Stonehenge is believed to have been constructed 5,000 years ago, but it continues to be a mystery as to who built it, or for what purpose. There is a new visitor center where we learned about the believed construction methods of this unique stone structure. They have many multimedia displays showing how they believe the area developed over time. Many burial mounds, ridges and embankments and a unique alignment to the solstice surround the stones. The entire complex is now a part of the English Heritage organization that manages and maintains the site and visitor center.

Winchester is considered the center of English history and was the ancient capital of England around 828. Winchester Castle, once home to the Domesday Book, held The Round Table, closely associated with the legendary King Arthur, for over 700 years. Winchester College, founded in 1382, is believed to be the oldest continuously running school in England.
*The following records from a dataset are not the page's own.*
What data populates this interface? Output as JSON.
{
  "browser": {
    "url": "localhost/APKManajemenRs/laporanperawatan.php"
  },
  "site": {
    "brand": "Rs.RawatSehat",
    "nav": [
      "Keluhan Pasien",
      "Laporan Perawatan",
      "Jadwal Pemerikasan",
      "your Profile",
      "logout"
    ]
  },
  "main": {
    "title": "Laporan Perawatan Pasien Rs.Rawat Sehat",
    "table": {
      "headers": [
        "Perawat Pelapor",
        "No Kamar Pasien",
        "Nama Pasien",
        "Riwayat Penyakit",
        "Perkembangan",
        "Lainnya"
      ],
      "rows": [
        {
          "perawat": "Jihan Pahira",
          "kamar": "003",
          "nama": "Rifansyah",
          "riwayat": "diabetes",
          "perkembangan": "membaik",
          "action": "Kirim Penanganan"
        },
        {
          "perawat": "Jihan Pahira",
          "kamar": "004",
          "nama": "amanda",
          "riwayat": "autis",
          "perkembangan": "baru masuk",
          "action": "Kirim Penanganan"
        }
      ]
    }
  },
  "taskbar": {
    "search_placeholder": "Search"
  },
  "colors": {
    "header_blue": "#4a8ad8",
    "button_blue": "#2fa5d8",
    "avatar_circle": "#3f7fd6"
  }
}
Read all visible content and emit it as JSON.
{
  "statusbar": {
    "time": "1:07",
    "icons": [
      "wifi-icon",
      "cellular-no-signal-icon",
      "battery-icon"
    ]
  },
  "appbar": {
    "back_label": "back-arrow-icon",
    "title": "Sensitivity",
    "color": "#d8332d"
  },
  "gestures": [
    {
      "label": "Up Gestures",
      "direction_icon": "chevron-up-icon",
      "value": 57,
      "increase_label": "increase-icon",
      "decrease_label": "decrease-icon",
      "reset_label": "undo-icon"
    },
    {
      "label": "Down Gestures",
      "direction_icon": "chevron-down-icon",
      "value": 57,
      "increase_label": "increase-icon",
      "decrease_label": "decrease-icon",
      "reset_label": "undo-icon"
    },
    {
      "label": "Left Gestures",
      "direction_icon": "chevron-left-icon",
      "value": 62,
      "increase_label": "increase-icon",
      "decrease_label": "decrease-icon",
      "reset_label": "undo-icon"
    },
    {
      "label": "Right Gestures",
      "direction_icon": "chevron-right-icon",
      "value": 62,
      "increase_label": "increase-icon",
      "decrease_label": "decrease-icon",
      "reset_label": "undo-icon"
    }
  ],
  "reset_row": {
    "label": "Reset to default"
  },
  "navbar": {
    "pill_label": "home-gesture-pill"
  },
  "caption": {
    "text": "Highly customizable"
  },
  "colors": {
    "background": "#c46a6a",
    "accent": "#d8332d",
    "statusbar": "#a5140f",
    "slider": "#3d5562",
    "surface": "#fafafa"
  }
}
Winchester Cathedral dates back to the 7th century, although the current Norman building only dates back to the year 1079. Its bishops were men of extreme wealth and power and used those resources to develop and adorn this great cathedral. Jane Austen is buried in the Cathedral. The Winchester Bible is there and is the finest of all the great 12th-century Bibles, illuminated in gold and lapis lazuli.

After the tour, there was time to shop on the Winchester High Street to buy chocolate!

Back onboard the Rotterdam we were able to connect with friends we met on a world cruise in 2013. They are Dennis and Robert from Cambria, CA, Tom from London and Kathy from College Station, PA. The evening’s entertainment was a comedian by the name of Paul Adams from England. He was quite funny and had some excellent observations.